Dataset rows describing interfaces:
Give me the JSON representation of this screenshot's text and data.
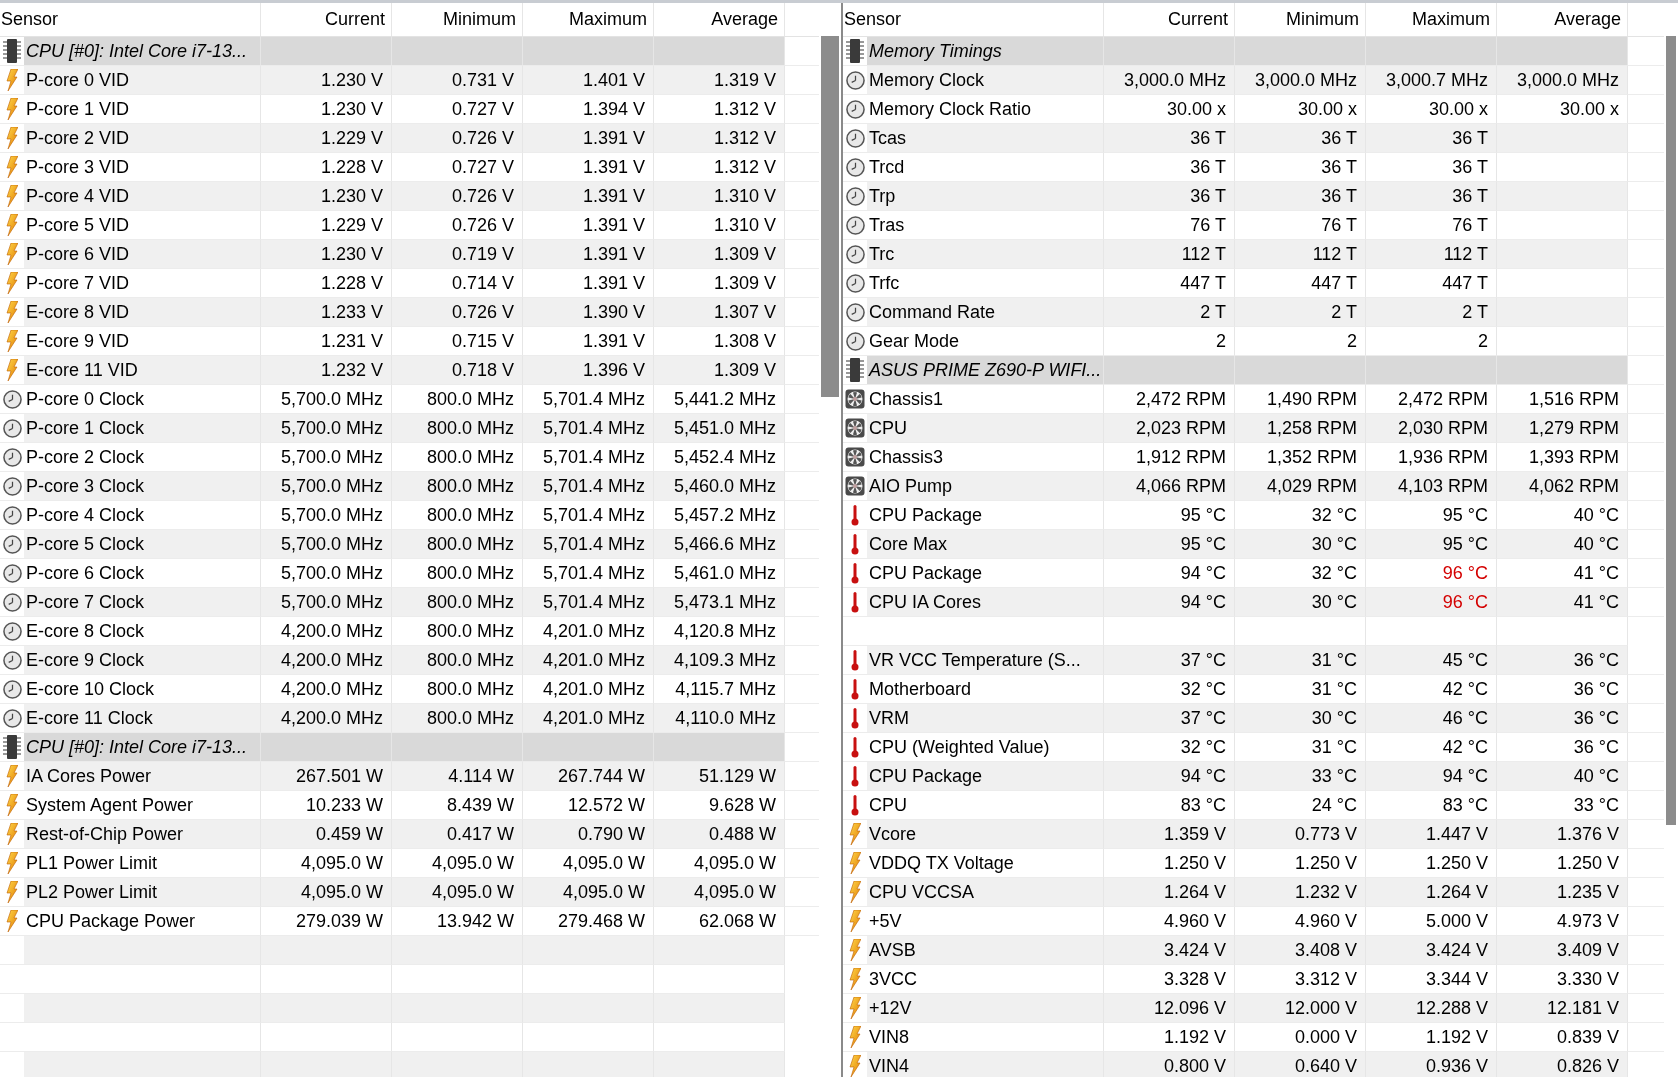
{
  "panels": [
    {
      "columns": [
        "Sensor",
        "Current",
        "Minimum",
        "Maximum",
        "Average"
      ],
      "rows": [
        {
          "kind": "group",
          "name": "CPU [#0]: Intel Core i7-13..."
        },
        {
          "kind": "voltage",
          "name": "P-core 0 VID",
          "values": [
            "1.230 V",
            "0.731 V",
            "1.401 V",
            "1.319 V"
          ],
          "max_alert": false
        },
        {
          "kind": "voltage",
          "name": "P-core 1 VID",
          "values": [
            "1.230 V",
            "0.727 V",
            "1.394 V",
            "1.312 V"
          ],
          "max_alert": false
        },
        {
          "kind": "voltage",
          "name": "P-core 2 VID",
          "values": [
            "1.229 V",
            "0.726 V",
            "1.391 V",
            "1.312 V"
          ],
          "max_alert": false
        },
        {
          "kind": "voltage",
          "name": "P-core 3 VID",
          "values": [
            "1.228 V",
            "0.727 V",
            "1.391 V",
            "1.312 V"
          ],
          "max_alert": false
        },
        {
          "kind": "voltage",
          "name": "P-core 4 VID",
          "values": [
            "1.230 V",
            "0.726 V",
            "1.391 V",
            "1.310 V"
          ],
          "max_alert": false
        },
        {
          "kind": "voltage",
          "name": "P-core 5 VID",
          "values": [
            "1.229 V",
            "0.726 V",
            "1.391 V",
            "1.310 V"
          ],
          "max_alert": false
        },
        {
          "kind": "voltage",
          "name": "P-core 6 VID",
          "values": [
            "1.230 V",
            "0.719 V",
            "1.391 V",
            "1.309 V"
          ],
          "max_alert": false
        },
        {
          "kind": "voltage",
          "name": "P-core 7 VID",
          "values": [
            "1.228 V",
            "0.714 V",
            "1.391 V",
            "1.309 V"
          ],
          "max_alert": false
        },
        {
          "kind": "voltage",
          "name": "E-core 8 VID",
          "values": [
            "1.233 V",
            "0.726 V",
            "1.390 V",
            "1.307 V"
          ],
          "max_alert": false
        },
        {
          "kind": "voltage",
          "name": "E-core 9 VID",
          "values": [
            "1.231 V",
            "0.715 V",
            "1.391 V",
            "1.308 V"
          ],
          "max_alert": false
        },
        {
          "kind": "voltage",
          "name": "E-core 11 VID",
          "values": [
            "1.232 V",
            "0.718 V",
            "1.396 V",
            "1.309 V"
          ],
          "max_alert": false
        },
        {
          "kind": "clock",
          "name": "P-core 0 Clock",
          "values": [
            "5,700.0 MHz",
            "800.0 MHz",
            "5,701.4 MHz",
            "5,441.2 MHz"
          ],
          "max_alert": false
        },
        {
          "kind": "clock",
          "name": "P-core 1 Clock",
          "values": [
            "5,700.0 MHz",
            "800.0 MHz",
            "5,701.4 MHz",
            "5,451.0 MHz"
          ],
          "max_alert": false
        },
        {
          "kind": "clock",
          "name": "P-core 2 Clock",
          "values": [
            "5,700.0 MHz",
            "800.0 MHz",
            "5,701.4 MHz",
            "5,452.4 MHz"
          ],
          "max_alert": false
        },
        {
          "kind": "clock",
          "name": "P-core 3 Clock",
          "values": [
            "5,700.0 MHz",
            "800.0 MHz",
            "5,701.4 MHz",
            "5,460.0 MHz"
          ],
          "max_alert": false
        },
        {
          "kind": "clock",
          "name": "P-core 4 Clock",
          "values": [
            "5,700.0 MHz",
            "800.0 MHz",
            "5,701.4 MHz",
            "5,457.2 MHz"
          ],
          "max_alert": false
        },
        {
          "kind": "clock",
          "name": "P-core 5 Clock",
          "values": [
            "5,700.0 MHz",
            "800.0 MHz",
            "5,701.4 MHz",
            "5,466.6 MHz"
          ],
          "max_alert": false
        },
        {
          "kind": "clock",
          "name": "P-core 6 Clock",
          "values": [
            "5,700.0 MHz",
            "800.0 MHz",
            "5,701.4 MHz",
            "5,461.0 MHz"
          ],
          "max_alert": false
        },
        {
          "kind": "clock",
          "name": "P-core 7 Clock",
          "values": [
            "5,700.0 MHz",
            "800.0 MHz",
            "5,701.4 MHz",
            "5,473.1 MHz"
          ],
          "max_alert": false
        },
        {
          "kind": "clock",
          "name": "E-core 8 Clock",
          "values": [
            "4,200.0 MHz",
            "800.0 MHz",
            "4,201.0 MHz",
            "4,120.8 MHz"
          ],
          "max_alert": false
        },
        {
          "kind": "clock",
          "name": "E-core 9 Clock",
          "values": [
            "4,200.0 MHz",
            "800.0 MHz",
            "4,201.0 MHz",
            "4,109.3 MHz"
          ],
          "max_alert": false
        },
        {
          "kind": "clock",
          "name": "E-core 10 Clock",
          "values": [
            "4,200.0 MHz",
            "800.0 MHz",
            "4,201.0 MHz",
            "4,115.7 MHz"
          ],
          "max_alert": false
        },
        {
          "kind": "clock",
          "name": "E-core 11 Clock",
          "values": [
            "4,200.0 MHz",
            "800.0 MHz",
            "4,201.0 MHz",
            "4,110.0 MHz"
          ],
          "max_alert": false
        },
        {
          "kind": "group",
          "name": "CPU [#0]: Intel Core i7-13..."
        },
        {
          "kind": "voltage",
          "name": "IA Cores Power",
          "values": [
            "267.501 W",
            "4.114 W",
            "267.744 W",
            "51.129 W"
          ],
          "max_alert": false
        },
        {
          "kind": "voltage",
          "name": "System Agent Power",
          "values": [
            "10.233 W",
            "8.439 W",
            "12.572 W",
            "9.628 W"
          ],
          "max_alert": false
        },
        {
          "kind": "voltage",
          "name": "Rest-of-Chip Power",
          "values": [
            "0.459 W",
            "0.417 W",
            "0.790 W",
            "0.488 W"
          ],
          "max_alert": false
        },
        {
          "kind": "voltage",
          "name": "PL1 Power Limit",
          "values": [
            "4,095.0 W",
            "4,095.0 W",
            "4,095.0 W",
            "4,095.0 W"
          ],
          "max_alert": false
        },
        {
          "kind": "voltage",
          "name": "PL2 Power Limit",
          "values": [
            "4,095.0 W",
            "4,095.0 W",
            "4,095.0 W",
            "4,095.0 W"
          ],
          "max_alert": false
        },
        {
          "kind": "voltage",
          "name": "CPU Package Power",
          "values": [
            "279.039 W",
            "13.942 W",
            "279.468 W",
            "62.068 W"
          ],
          "max_alert": false
        }
      ]
    },
    {
      "columns": [
        "Sensor",
        "Current",
        "Minimum",
        "Maximum",
        "Average"
      ],
      "rows": [
        {
          "kind": "group",
          "name": "Memory Timings"
        },
        {
          "kind": "clock",
          "name": "Memory Clock",
          "values": [
            "3,000.0 MHz",
            "3,000.0 MHz",
            "3,000.7 MHz",
            "3,000.0 MHz"
          ],
          "max_alert": false
        },
        {
          "kind": "clock",
          "name": "Memory Clock Ratio",
          "values": [
            "30.00 x",
            "30.00 x",
            "30.00 x",
            "30.00 x"
          ],
          "max_alert": false
        },
        {
          "kind": "clock",
          "name": "Tcas",
          "values": [
            "36 T",
            "36 T",
            "36 T"
          ],
          "max_alert": false
        },
        {
          "kind": "clock",
          "name": "Trcd",
          "values": [
            "36 T",
            "36 T",
            "36 T"
          ],
          "max_alert": false
        },
        {
          "kind": "clock",
          "name": "Trp",
          "values": [
            "36 T",
            "36 T",
            "36 T"
          ],
          "max_alert": false
        },
        {
          "kind": "clock",
          "name": "Tras",
          "values": [
            "76 T",
            "76 T",
            "76 T"
          ],
          "max_alert": false
        },
        {
          "kind": "clock",
          "name": "Trc",
          "values": [
            "112 T",
            "112 T",
            "112 T"
          ],
          "max_alert": false
        },
        {
          "kind": "clock",
          "name": "Trfc",
          "values": [
            "447 T",
            "447 T",
            "447 T"
          ],
          "max_alert": false
        },
        {
          "kind": "clock",
          "name": "Command Rate",
          "values": [
            "2 T",
            "2 T",
            "2 T"
          ],
          "max_alert": false
        },
        {
          "kind": "clock",
          "name": "Gear Mode",
          "values": [
            "2",
            "2",
            "2"
          ],
          "max_alert": false
        },
        {
          "kind": "group",
          "name": "ASUS PRIME Z690-P WIFI..."
        },
        {
          "kind": "fan",
          "name": "Chassis1",
          "values": [
            "2,472 RPM",
            "1,490 RPM",
            "2,472 RPM",
            "1,516 RPM"
          ],
          "max_alert": false
        },
        {
          "kind": "fan",
          "name": "CPU",
          "values": [
            "2,023 RPM",
            "1,258 RPM",
            "2,030 RPM",
            "1,279 RPM"
          ],
          "max_alert": false
        },
        {
          "kind": "fan",
          "name": "Chassis3",
          "values": [
            "1,912 RPM",
            "1,352 RPM",
            "1,936 RPM",
            "1,393 RPM"
          ],
          "max_alert": false
        },
        {
          "kind": "fan",
          "name": "AIO Pump",
          "values": [
            "4,066 RPM",
            "4,029 RPM",
            "4,103 RPM",
            "4,062 RPM"
          ],
          "max_alert": false
        },
        {
          "kind": "temperature",
          "name": "CPU Package",
          "values": [
            "95 °C",
            "32 °C",
            "95 °C",
            "40 °C"
          ],
          "max_alert": false
        },
        {
          "kind": "temperature",
          "name": "Core Max",
          "values": [
            "95 °C",
            "30 °C",
            "95 °C",
            "40 °C"
          ],
          "max_alert": false
        },
        {
          "kind": "temperature",
          "name": "CPU Package",
          "values": [
            "94 °C",
            "32 °C",
            "96 °C",
            "41 °C"
          ],
          "max_alert": true
        },
        {
          "kind": "temperature",
          "name": "CPU IA Cores",
          "values": [
            "94 °C",
            "30 °C",
            "96 °C",
            "41 °C"
          ],
          "max_alert": true
        },
        {
          "kind": "blank"
        },
        {
          "kind": "temperature",
          "name": "VR VCC Temperature (S...",
          "values": [
            "37 °C",
            "31 °C",
            "45 °C",
            "36 °C"
          ],
          "max_alert": false
        },
        {
          "kind": "temperature",
          "name": "Motherboard",
          "values": [
            "32 °C",
            "31 °C",
            "42 °C",
            "36 °C"
          ],
          "max_alert": false
        },
        {
          "kind": "temperature",
          "name": "VRM",
          "values": [
            "37 °C",
            "30 °C",
            "46 °C",
            "36 °C"
          ],
          "max_alert": false
        },
        {
          "kind": "temperature",
          "name": "CPU (Weighted Value)",
          "values": [
            "32 °C",
            "31 °C",
            "42 °C",
            "36 °C"
          ],
          "max_alert": false
        },
        {
          "kind": "temperature",
          "name": "CPU Package",
          "values": [
            "94 °C",
            "33 °C",
            "94 °C",
            "40 °C"
          ],
          "max_alert": false
        },
        {
          "kind": "temperature",
          "name": "CPU",
          "values": [
            "83 °C",
            "24 °C",
            "83 °C",
            "33 °C"
          ],
          "max_alert": false
        },
        {
          "kind": "voltage",
          "name": "Vcore",
          "values": [
            "1.359 V",
            "0.773 V",
            "1.447 V",
            "1.376 V"
          ],
          "max_alert": false
        },
        {
          "kind": "voltage",
          "name": "VDDQ TX Voltage",
          "values": [
            "1.250 V",
            "1.250 V",
            "1.250 V",
            "1.250 V"
          ],
          "max_alert": false
        },
        {
          "kind": "voltage",
          "name": "CPU VCCSA",
          "values": [
            "1.264 V",
            "1.232 V",
            "1.264 V",
            "1.235 V"
          ],
          "max_alert": false
        },
        {
          "kind": "voltage",
          "name": "+5V",
          "values": [
            "4.960 V",
            "4.960 V",
            "5.000 V",
            "4.973 V"
          ],
          "max_alert": false
        },
        {
          "kind": "voltage",
          "name": "AVSB",
          "values": [
            "3.424 V",
            "3.408 V",
            "3.424 V",
            "3.409 V"
          ],
          "max_alert": false
        },
        {
          "kind": "voltage",
          "name": "3VCC",
          "values": [
            "3.328 V",
            "3.312 V",
            "3.344 V",
            "3.330 V"
          ],
          "max_alert": false
        },
        {
          "kind": "voltage",
          "name": "+12V",
          "values": [
            "12.096 V",
            "12.000 V",
            "12.288 V",
            "12.181 V"
          ],
          "max_alert": false
        },
        {
          "kind": "voltage",
          "name": "VIN8",
          "values": [
            "1.192 V",
            "0.000 V",
            "1.192 V",
            "0.839 V"
          ],
          "max_alert": false
        },
        {
          "kind": "voltage",
          "name": "VIN4",
          "values": [
            "0.800 V",
            "0.640 V",
            "0.936 V",
            "0.826 V"
          ],
          "max_alert": false
        }
      ]
    }
  ]
}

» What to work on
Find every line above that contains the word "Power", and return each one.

» Your solution
          "name": "IA Cores Power",
          "name": "System Agent Power",
          "name": "Rest-of-Chip Power",
          "name": "PL1 Power Limit",
          "name": "PL2 Power Limit",
          "name": "CPU Package Power",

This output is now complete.